Indianapolis’ fashion community continues to gain recognition as an emerging industry. Recently, Polina Osherov, Editor-in-Chief of Pattern, and Danielle Smith of Fresh Fettle, LLC were interviewed on”Inside INdiana Business with Gerry Dick.” The growing interest from the community at-large means that our public projects, as a reflection of our talent and business sense, are allowing us to become a legitimate cultural and economic resource.
I posted the following on my Facebook page the other day:
“Remember, kids. Being a creative isn’t just fancy fabric swatches, displays, models, and styling. It is a business — budgets, proposals, contracts and presentations. It’s a fun ride, though.”
Recently, I was contracted as a “Visual Merchandising Consultant” on a holiday project for the city. I am not going to pretend that making the adjustment from the design table to the boardroom was an easy one, thus I want to share some of what I have learned in hopes of better preparing you to balance your creative vision with good business sense.
TRUTH ONE: Just because they communicate differently doesn’t mean that they are not creative. Stay humble!
It’s easy to jump into a project and take charge as the lead creative thinker, but calm your jets! It doesn’t matter if you’re working with a team or just one other person, you must practice active listening. Chances are that they don’t want a cocky creative coming in and taking over. My experience is that a Project Manager will bring on a creative person to help develop a vision, generate a plan, and execute it. Even if you are confident in your abilities, stay humble in the boardroom. It is our job to execute the vision that the client wants. Our talent and experience is a service that they are paying for, thus it is important to make a good impression because it just might be a working job interview.
TRUTH TWO: Always have a plan A, B, & C, and know that none of them will work out perfectly.
It doesn’t matter who you are working with, the scale of the project, or the amount of work needed; the plan will continually need to be adjusted. Patience and flexibility is a must. I have been hired for creative projects where I have produced several plans that met the objectives of a project, only to later discover that the agreed upon plan went out the window due to “administrative tasks.” Expect that a budget that looks so beautiful in Excel will get slashed to pieces and need to be reworked. Just like they may not understand the importance of one design element over another, you may not understand the importance of repeatedly moving line items around a budget. The important thing is to be flexible and professional. We are not the first to experience situations like this in executing a project, and we won’t be the last. We can only anticipate that changes will happen before reaching a successful project completion. Namaste.

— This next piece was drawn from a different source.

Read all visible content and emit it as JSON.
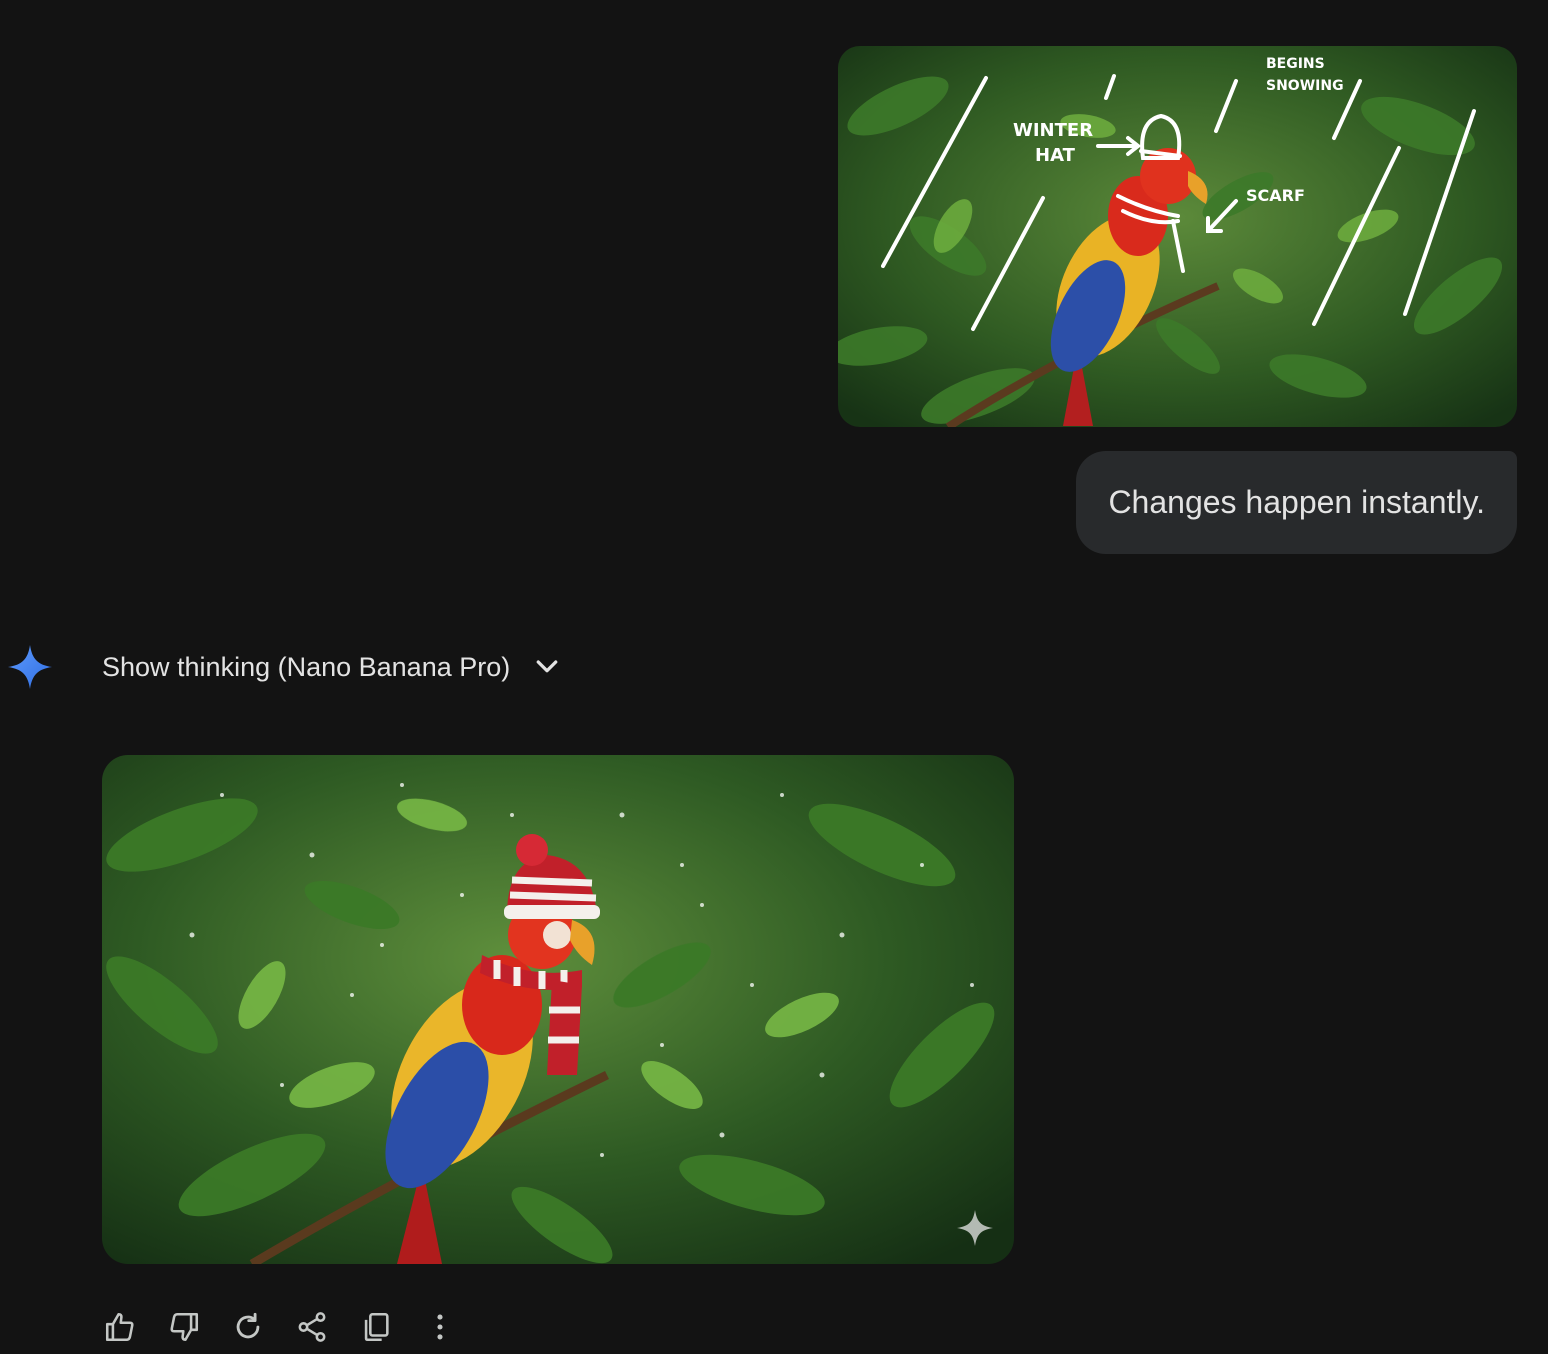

TRUTH THREE: Protect YOUR business.
When you are at the design table, it’s rare that you have to fight for your ideas or experience, but in the boardroom, you have to know how to protect and advocate for your business. When taking on a new project, it is better to have an overly-detailed contract than not at all. If you are not careful, the creative side could lose. Don’t be afraid to take your time reading it over and examining the language, as contracts can be intimidating and confusing. I highly recommend talking to someone in the legal profession to help you understand the framework. Compensation and a specific time frame are just part of the project’s contract. It is also a good idea to address what will happen to any other ideas you may share. You have to protect your business, but you also have to make yourself needed.
TRUTH FOUR: Pretend you are on an episode of Hoarders. Keep everything until the end of the project.
Receipts, billable hours, emails, and notes — keep it all. You never know when you are going to need something. Keeping these items organized in a binder, email folder, or computer file helps to protect your business. It is always better to have reference material than to say, “Oh, I must have misplaced that receipt.” Keeping everything on file also serves as a resource for any other projects you are managing.
TRUTH FIVE: Attend Pattern Meetup + other industry networking events.
Network with other fashion industry professionals regularly, and use them as a resource or sounding board for your projects. Get to know people with real experience — you want someone who encourages your growth, not one who challenges it. I am so grateful to the industry contacts whom I go to for advice, inspiration, or a decompressing drink. The Pattern Meet-ups are a great source for connecting, as are other industry events. Creating relationships with others will help you navigate both boardroom and design table challenges. Having a diverse, experienced network is a major key to success.